Return, from the material below, each line in which "JSON" occurs.

> INFORMATION GIVEN
*** Block opens ***
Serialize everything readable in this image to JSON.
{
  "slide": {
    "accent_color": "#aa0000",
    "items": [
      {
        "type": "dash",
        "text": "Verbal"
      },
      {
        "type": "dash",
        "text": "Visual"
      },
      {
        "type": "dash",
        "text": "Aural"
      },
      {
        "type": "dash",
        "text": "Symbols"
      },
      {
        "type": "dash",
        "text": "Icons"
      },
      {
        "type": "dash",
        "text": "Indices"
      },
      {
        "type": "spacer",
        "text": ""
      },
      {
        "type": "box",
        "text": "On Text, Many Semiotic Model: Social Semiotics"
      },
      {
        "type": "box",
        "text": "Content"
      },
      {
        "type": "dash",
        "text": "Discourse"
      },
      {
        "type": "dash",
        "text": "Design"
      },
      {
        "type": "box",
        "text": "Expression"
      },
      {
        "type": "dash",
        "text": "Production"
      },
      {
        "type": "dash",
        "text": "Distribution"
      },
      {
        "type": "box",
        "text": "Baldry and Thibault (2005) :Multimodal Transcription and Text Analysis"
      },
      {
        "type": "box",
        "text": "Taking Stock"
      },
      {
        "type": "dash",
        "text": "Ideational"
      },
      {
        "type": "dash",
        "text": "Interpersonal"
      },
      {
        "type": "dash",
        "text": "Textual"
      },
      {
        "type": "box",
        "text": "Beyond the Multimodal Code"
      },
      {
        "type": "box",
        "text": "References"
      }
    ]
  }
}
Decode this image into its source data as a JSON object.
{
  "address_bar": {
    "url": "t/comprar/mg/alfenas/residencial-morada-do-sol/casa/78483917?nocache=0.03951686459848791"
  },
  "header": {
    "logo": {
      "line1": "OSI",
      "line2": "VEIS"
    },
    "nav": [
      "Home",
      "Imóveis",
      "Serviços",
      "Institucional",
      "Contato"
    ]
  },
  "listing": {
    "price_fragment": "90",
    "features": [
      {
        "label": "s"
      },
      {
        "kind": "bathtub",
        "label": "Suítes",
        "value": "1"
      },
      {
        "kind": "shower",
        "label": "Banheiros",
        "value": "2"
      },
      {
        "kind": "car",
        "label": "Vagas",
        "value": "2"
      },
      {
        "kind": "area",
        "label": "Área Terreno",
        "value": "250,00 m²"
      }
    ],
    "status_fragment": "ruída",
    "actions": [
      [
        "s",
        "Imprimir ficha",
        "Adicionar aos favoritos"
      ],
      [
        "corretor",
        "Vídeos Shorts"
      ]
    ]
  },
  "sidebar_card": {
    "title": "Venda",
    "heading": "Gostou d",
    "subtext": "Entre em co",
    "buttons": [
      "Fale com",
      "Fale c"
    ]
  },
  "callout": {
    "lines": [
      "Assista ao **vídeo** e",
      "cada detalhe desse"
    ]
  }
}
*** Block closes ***
> EXERCISE RESULT
Serialize everything readable in this image to JSON.
Decode this image into its source data as a JSON object.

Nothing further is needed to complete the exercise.